This Blog asks interesting questions, that should challenge anyone considering the way that civil justice works to examine their own thinking.
Are attorneys better mediators? If yes, is that true across all case types? Do attorney mediators have higher rates of settlement rates or party satisfaction? Do they have fewer ethics violations than non-attorneys? There are many
markers of success, but these are the minimal criteria used by judges and
court administrators as they decide whom to include or exclude from rosters.
The answers to these questions have significant policy implications for judges
and court personnel as guardians of court-referred mediation programs.
Often attorneys, judges, and mediation program administrators state a
preference for the use of attorney mediators, which excludes non-attorney
mediators seeking to earn a living while making a meaningful contribution
to the field of mediation.
If this preference is supported by the data, then it makes sense to steer clients toward attorney mediators or to restrict rosters to attorney mediators only. If, however, non-attorney mediators have equal or higher settlement and/or satisfaction rates and/or if their rates of ethics complaints are lower, then such action would be counter-productive and perhaps even unethical.
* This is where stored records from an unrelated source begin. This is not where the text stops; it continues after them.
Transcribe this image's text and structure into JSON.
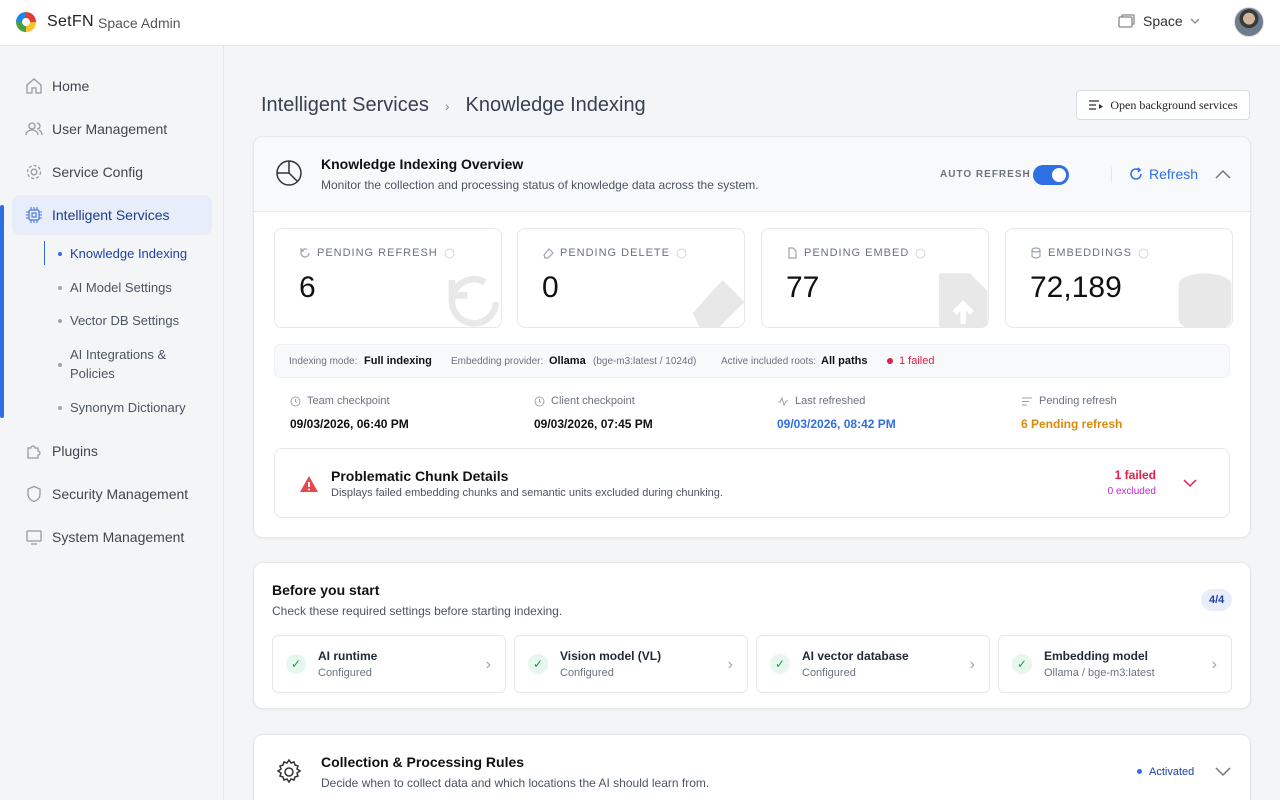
{
  "topbar": {
    "brand": "SetFN",
    "subtitle": "Space Admin",
    "space_label": "Space"
  },
  "sidebar": {
    "items": [
      {
        "label": "Home"
      },
      {
        "label": "User Management"
      },
      {
        "label": "Service Config"
      },
      {
        "label": "Intelligent Services"
      },
      {
        "label": "Plugins"
      },
      {
        "label": "Security Management"
      },
      {
        "label": "System Management"
      }
    ],
    "subitems": [
      {
        "label": "Knowledge Indexing"
      },
      {
        "label": "AI Model Settings"
      },
      {
        "label": "Vector DB Settings"
      },
      {
        "label": "AI Integrations & Policies"
      },
      {
        "label": "Synonym Dictionary"
      }
    ]
  },
  "breadcrumb": {
    "parent": "Intelligent Services",
    "separator": "›",
    "current": "Knowledge Indexing"
  },
  "header": {
    "open_bg_label": "Open background services"
  },
  "overview": {
    "title": "Knowledge Indexing Overview",
    "description": "Monitor the collection and processing status of knowledge data across the system.",
    "auto_refresh_label": "AUTO REFRESH",
    "auto_refresh_on": true,
    "refresh_label": "Refresh",
    "stats": [
      {
        "label": "PENDING REFRESH",
        "value": "6",
        "icon": "refresh-icon"
      },
      {
        "label": "PENDING DELETE",
        "value": "0",
        "icon": "eraser-icon"
      },
      {
        "label": "PENDING EMBED",
        "value": "77",
        "icon": "file-upload-icon"
      },
      {
        "label": "EMBEDDINGS",
        "value": "72,189",
        "icon": "database-icon"
      }
    ],
    "info": {
      "mode_label": "Indexing mode:",
      "mode_value": "Full indexing",
      "provider_label": "Embedding provider:",
      "provider_value": "Ollama",
      "provider_detail": "(bge-m3:latest / 1024d)",
      "roots_label": "Active included roots:",
      "roots_value": "All paths",
      "failed": "1 failed"
    },
    "checkpoints": [
      {
        "label": "Team checkpoint",
        "value": "09/03/2026, 06:40 PM"
      },
      {
        "label": "Client checkpoint",
        "value": "09/03/2026, 07:45 PM"
      },
      {
        "label": "Last refreshed",
        "value": "09/03/2026, 08:42 PM"
      },
      {
        "label": "Pending refresh",
        "value": "6 Pending refresh"
      }
    ],
    "problem": {
      "title": "Problematic Chunk Details",
      "description": "Displays failed embedding chunks and semantic units excluded during chunking.",
      "failed": "1 failed",
      "excluded": "0 excluded"
    }
  },
  "before": {
    "title": "Before you start",
    "description": "Check these required settings before starting indexing.",
    "badge": "4/4",
    "items": [
      {
        "title": "AI runtime",
        "status": "Configured"
      },
      {
        "title": "Vision model (VL)",
        "status": "Configured"
      },
      {
        "title": "AI vector database",
        "status": "Configured"
      },
      {
        "title": "Embedding model",
        "status": "Ollama / bge-m3:latest"
      }
    ]
  },
  "rules": {
    "title": "Collection & Processing Rules",
    "description": "Decide when to collect data and which locations the AI should learn from.",
    "status": "Activated"
  },
  "colors": {
    "accent": "#2f6fe4",
    "danger": "#e11d48",
    "warning": "#d98a0b",
    "success": "#16a34a"
  }
}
The Dispute Resolution Section of the American Bar Association has long affirmed that the field of mediation should remain open to both attorney and non-attorney mediators alike and made a public declaration to that effect in the late 1990’s. It is time for a data-driven analysis of these important matters - not just for the US, but for all jurisdictions. The present study is US based, but quite probably of interest to many systems.
Understanding any potential differences between the performance of attorney and non-attorney mediators is critical for those building mediation rosters and selecting mediators for specific cases. Courts have an affirmative duty as guardians of the judicial process to assure that any policies governing court-ordered mediation serve the public interests. The literature makes the distinction between these two groups using anecdotal evidence, but methodologically rigorous studies are largely absent even though the data needed to analyze this question is relatively plentiful.
There is probably no clear answer to many of these questions. But the extended article in the Journal of Mediation Theory and Practice by Susan Raines and her colleagues at Kennesaw State University provides some objective markers with which to consider those questions.
So what data to look at?
This study compares attorney and non-attorney mediators’ settlement rates by case type, including landlord-tenant, small claims, family law, and superior court (large claims) disputes.
Additionally, this study examines mediation exit surveys of parties and their advocates, looking for differences between attorney and non-attorney mediators in participant satisfaction rates.
Lastly, this study examines ethics complaints against mediators to see if
attorney or non-attorney mediators are more likely to receive ethics complaints.